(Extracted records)
★ ★ ★

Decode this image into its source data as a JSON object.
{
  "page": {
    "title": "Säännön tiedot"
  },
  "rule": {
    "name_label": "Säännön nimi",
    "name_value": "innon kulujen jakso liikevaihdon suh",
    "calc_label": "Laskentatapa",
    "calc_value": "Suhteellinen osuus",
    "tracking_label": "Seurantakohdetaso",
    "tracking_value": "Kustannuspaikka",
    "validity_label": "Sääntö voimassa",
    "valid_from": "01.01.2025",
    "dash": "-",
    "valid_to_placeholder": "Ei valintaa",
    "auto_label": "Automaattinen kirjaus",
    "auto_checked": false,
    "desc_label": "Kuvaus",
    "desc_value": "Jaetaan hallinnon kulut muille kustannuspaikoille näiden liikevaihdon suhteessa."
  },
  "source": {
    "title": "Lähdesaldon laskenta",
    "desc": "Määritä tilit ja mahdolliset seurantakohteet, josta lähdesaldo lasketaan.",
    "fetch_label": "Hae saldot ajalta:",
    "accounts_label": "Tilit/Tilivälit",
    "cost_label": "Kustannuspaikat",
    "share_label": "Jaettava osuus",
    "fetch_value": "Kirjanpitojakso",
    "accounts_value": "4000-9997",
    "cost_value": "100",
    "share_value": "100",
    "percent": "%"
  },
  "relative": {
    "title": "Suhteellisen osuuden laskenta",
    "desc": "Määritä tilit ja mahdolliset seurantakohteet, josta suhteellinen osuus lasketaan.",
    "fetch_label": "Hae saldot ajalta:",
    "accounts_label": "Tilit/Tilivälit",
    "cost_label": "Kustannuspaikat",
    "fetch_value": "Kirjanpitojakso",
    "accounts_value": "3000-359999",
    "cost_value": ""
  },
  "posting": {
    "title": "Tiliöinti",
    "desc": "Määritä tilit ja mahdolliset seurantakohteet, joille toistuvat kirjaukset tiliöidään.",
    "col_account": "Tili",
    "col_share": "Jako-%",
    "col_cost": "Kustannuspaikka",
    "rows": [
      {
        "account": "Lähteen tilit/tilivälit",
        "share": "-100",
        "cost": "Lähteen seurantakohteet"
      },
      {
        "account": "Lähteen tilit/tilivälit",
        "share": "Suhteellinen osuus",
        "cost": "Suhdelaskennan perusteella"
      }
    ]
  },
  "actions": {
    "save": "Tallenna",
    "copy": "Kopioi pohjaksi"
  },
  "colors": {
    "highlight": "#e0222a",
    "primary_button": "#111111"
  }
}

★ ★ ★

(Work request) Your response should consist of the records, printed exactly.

(Result of the task)
Decode this image into its source data as a JSON object.
{
  "page": {
    "title": "Säännön tiedot"
  },
  "rule": {
    "name_label": "Säännön nimi",
    "name_value": "innon kulujen jakso liikevaihdon suh",
    "calc_label": "Laskentatapa",
    "calc_value": "Suhteellinen osuus",
    "tracking_label": "Seurantakohdetaso",
    "tracking_value": "Kustannuspaikka",
    "validity_label": "Sääntö voimassa",
    "valid_from": "01.01.2025",
    "dash": "-",
    "valid_to_placeholder": "Ei valintaa",
    "auto_label": "Automaattinen kirjaus",
    "auto_checked": false,
    "desc_label": "Kuvaus",
    "desc_value": "Jaetaan hallinnon kulut muille kustannuspaikoille näiden liikevaihdon suhteessa."
  },
  "source": {
    "title": "Lähdesaldon laskenta",
    "desc": "Määritä tilit ja mahdolliset seurantakohteet, josta lähdesaldo lasketaan.",
    "fetch_label": "Hae saldot ajalta:",
    "accounts_label": "Tilit/Tilivälit",
    "cost_label": "Kustannuspaikat",
    "share_label": "Jaettava osuus",
    "fetch_value": "Kirjanpitojakso",
    "accounts_value": "4000-9997",
    "cost_value": "100",
    "share_value": "100",
    "percent": "%"
  },
  "relative": {
    "title": "Suhteellisen osuuden laskenta",
    "desc": "Määritä tilit ja mahdolliset seurantakohteet, josta suhteellinen osuus lasketaan.",
    "fetch_label": "Hae saldot ajalta:",
    "accounts_label": "Tilit/Tilivälit",
    "cost_label": "Kustannuspaikat",
    "fetch_value": "Kirjanpitojakso",
    "accounts_value": "3000-359999",
    "cost_value": ""
  },
  "posting": {
    "title": "Tiliöinti",
    "desc": "Määritä tilit ja mahdolliset seurantakohteet, joille toistuvat kirjaukset tiliöidään.",
    "col_account": "Tili",
    "col_share": "Jako-%",
    "col_cost": "Kustannuspaikka",
    "rows": [
      {
        "account": "Lähteen tilit/tilivälit",
        "share": "-100",
        "cost": "Lähteen seurantakohteet"
      },
      {
        "account": "Lähteen tilit/tilivälit",
        "share": "Suhteellinen osuus",
        "cost": "Suhdelaskennan perusteella"
      }
    ]
  },
  "actions": {
    "save": "Tallenna",
    "copy": "Kopioi pohjaksi"
  },
  "colors": {
    "highlight": "#e0222a",
    "primary_button": "#111111"
  }
}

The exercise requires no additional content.